The early stage transition during the 1990’s in the former socialist countries in Central and Eastern Europe (CEEs) has had a major negative impact on the economies of those countries, which witnessed the aggressive experience of an almost sudden destructuring of the previous manufacturing and supply links through quick and massive privatization of enterprises and liberalization of trade, prices, etc. The major distorsion and dismantling of the industrial structure and of trade as well as of the underlying infrastructure (administrative, legal, financial, fiscal, etc.) have led to a most severe decline of output, along with an extremely rapid increase of correlated critical phenomena, such as unemployment and inflation.

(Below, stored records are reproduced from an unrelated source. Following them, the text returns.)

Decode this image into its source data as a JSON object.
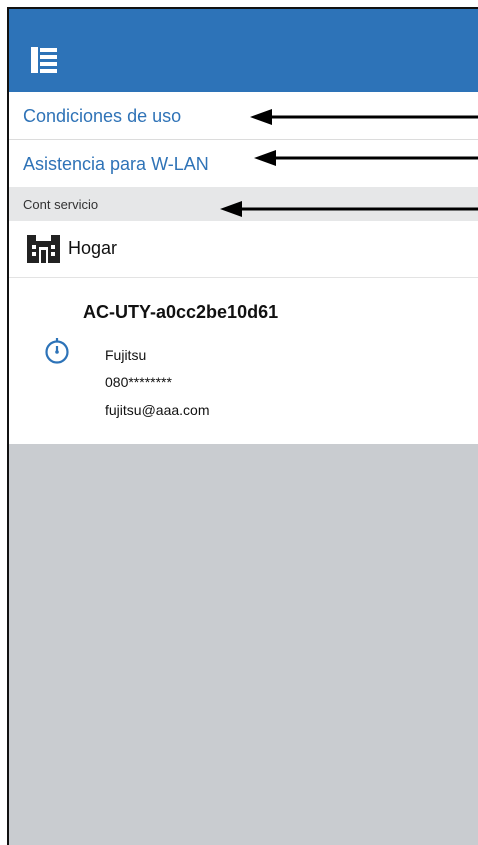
{
  "menu": {
    "items": [
      {
        "label": "Condiciones de uso"
      },
      {
        "label": "Asistencia para W-LAN"
      }
    ],
    "section_label": "Cont servicio"
  },
  "place": {
    "name": "Hogar"
  },
  "device": {
    "name": "AC-UTY-a0cc2be10d61",
    "company": "Fujitsu",
    "phone": "080********",
    "email": "fujitsu@aaa.com"
  },
  "colors": {
    "header_blue": "#2d73b8",
    "link_blue": "#2f73b7",
    "background_gray": "#c9ccd0"
  },
  "icons": {
    "menu": "menu-icon",
    "home": "home-icon",
    "clock": "timer-icon",
    "arrows": "annotation-arrow"
  }
}
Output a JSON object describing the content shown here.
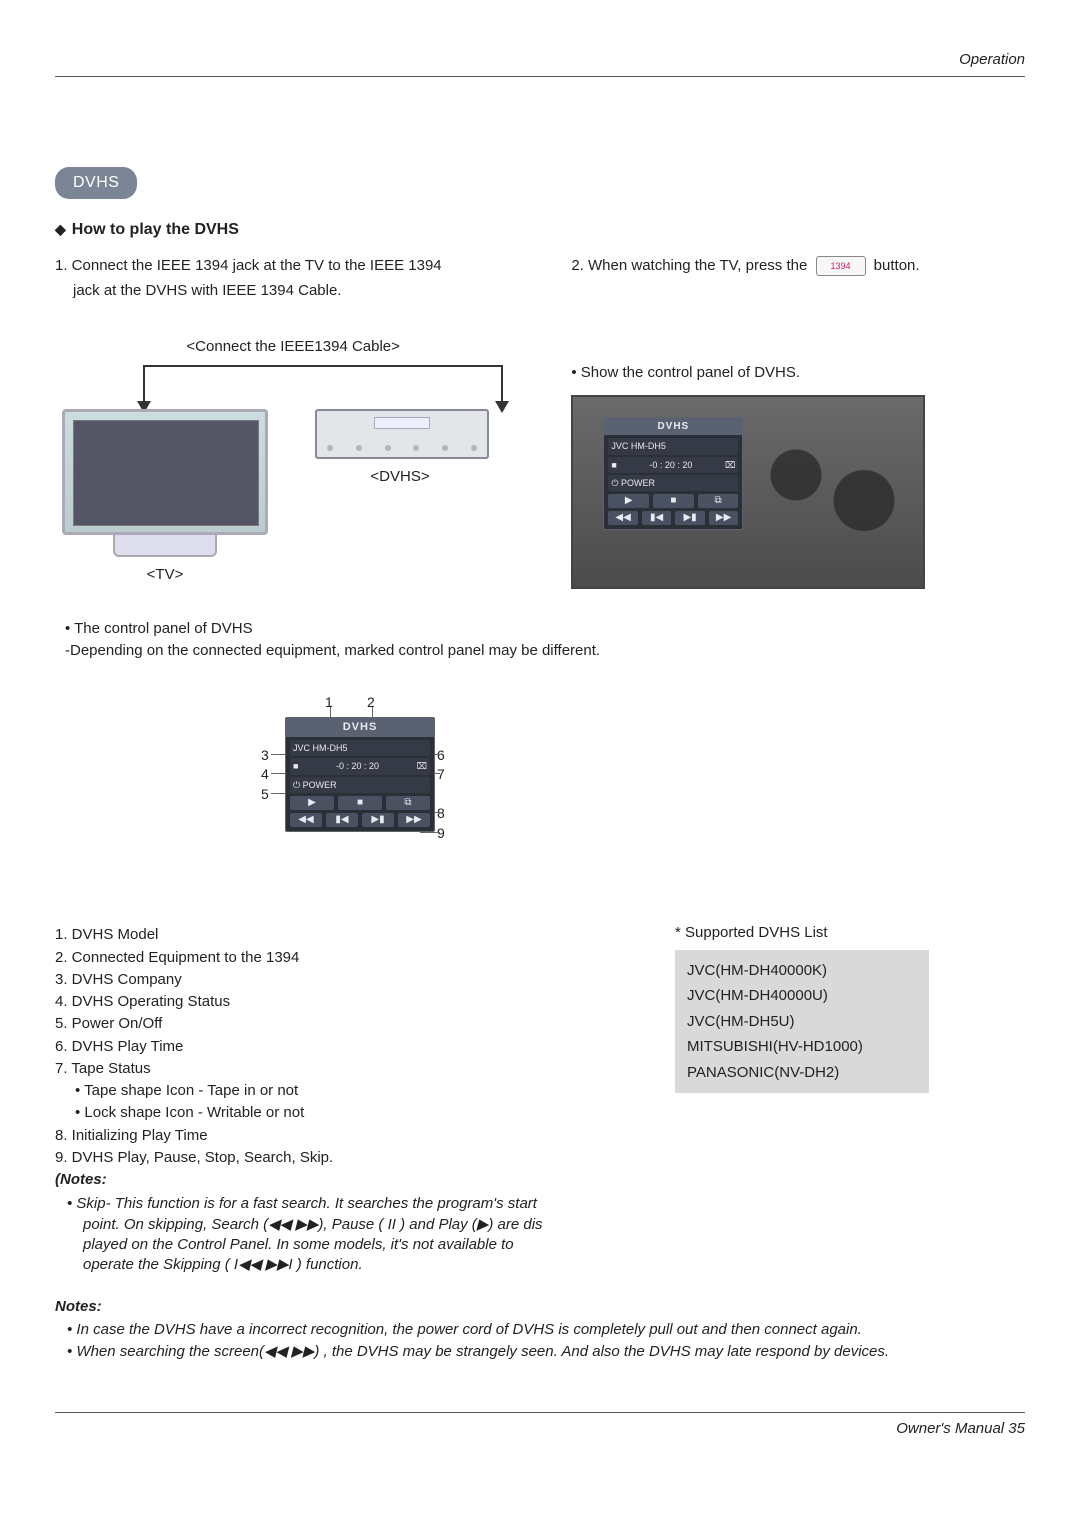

A few pertinent questions do arise naturally, and are highlighted by the article, just in a rethoric manner, since true and effective answers could possibly be found only if, and when, international (arbitral) institutions might consent to join efforts for further more in-depth quest. On one hand, these questions refer to the correct evaluation of the range, scale, and amount of the consequent economic and social damages generated in the CEEs by the early stage transition process, and, on the other hand, they address the ways in which these damages could possibly be compensated. From the perspective of large scale damages compensation, these questions do represent indeed most demanding and challenging issues. Finally, a suggestion is made concerning the possible setting-up of international arbitration tribunals to deal with both potential compensation and its evaluation.